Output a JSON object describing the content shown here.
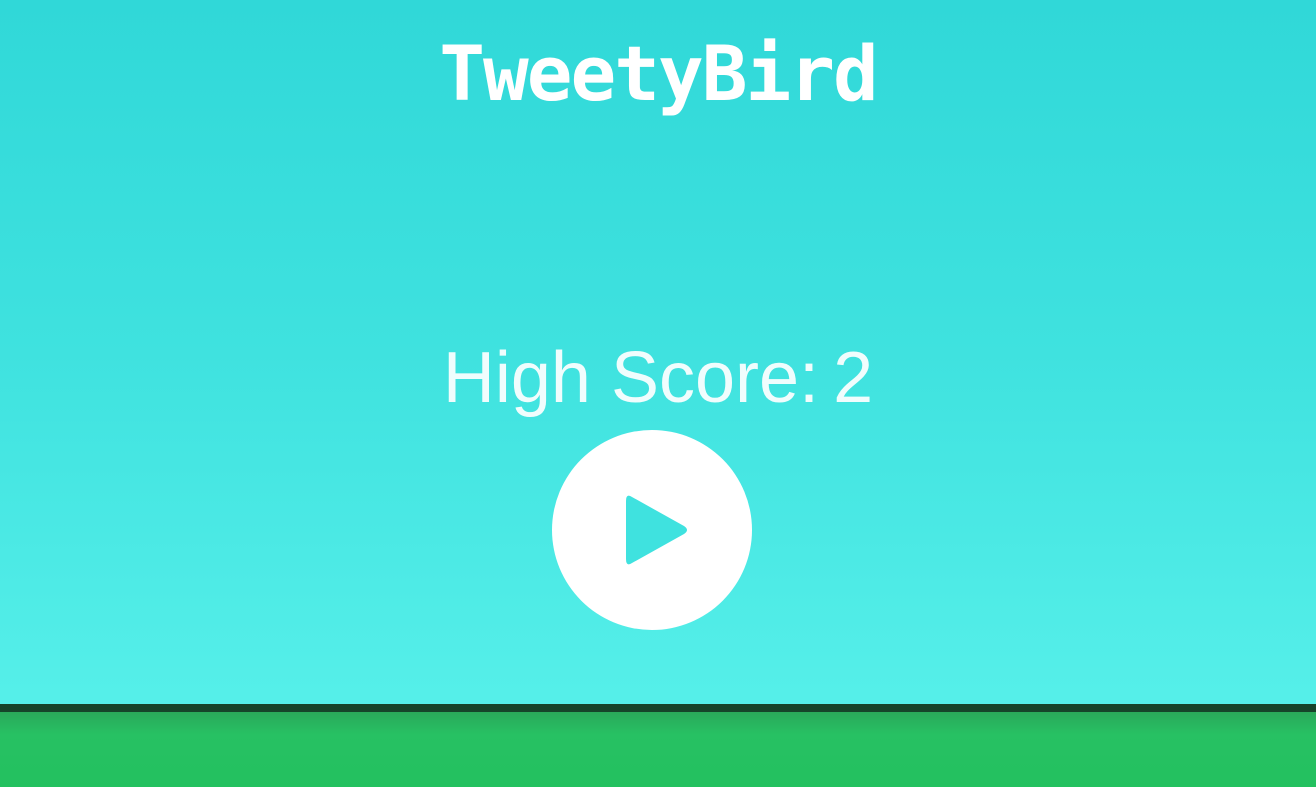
{
  "game": {
    "title": "TweetyBird",
    "high_score_label": "High Score:",
    "high_score_value": "2"
  },
  "controls": {
    "play_icon": "play-icon"
  },
  "colors": {
    "sky_top": "#30d8d8",
    "sky_bottom": "#58f0ea",
    "ground": "#23c15f",
    "ground_edge": "#16432a",
    "text": "#ffffff",
    "button": "#ffffff",
    "play_icon": "#3fe2df"
  }
}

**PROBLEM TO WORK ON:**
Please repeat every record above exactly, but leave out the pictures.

**RESPONSE:**
Output a JSON object describing the content shown here.
{
  "game": {
    "title": "TweetyBird",
    "high_score_label": "High Score:",
    "high_score_value": "2"
  },
  "controls": {
    "play_icon": "play-icon"
  },
  "colors": {
    "sky_top": "#30d8d8",
    "sky_bottom": "#58f0ea",
    "ground": "#23c15f",
    "ground_edge": "#16432a",
    "text": "#ffffff",
    "button": "#ffffff",
    "play_icon": "#3fe2df"
  }
}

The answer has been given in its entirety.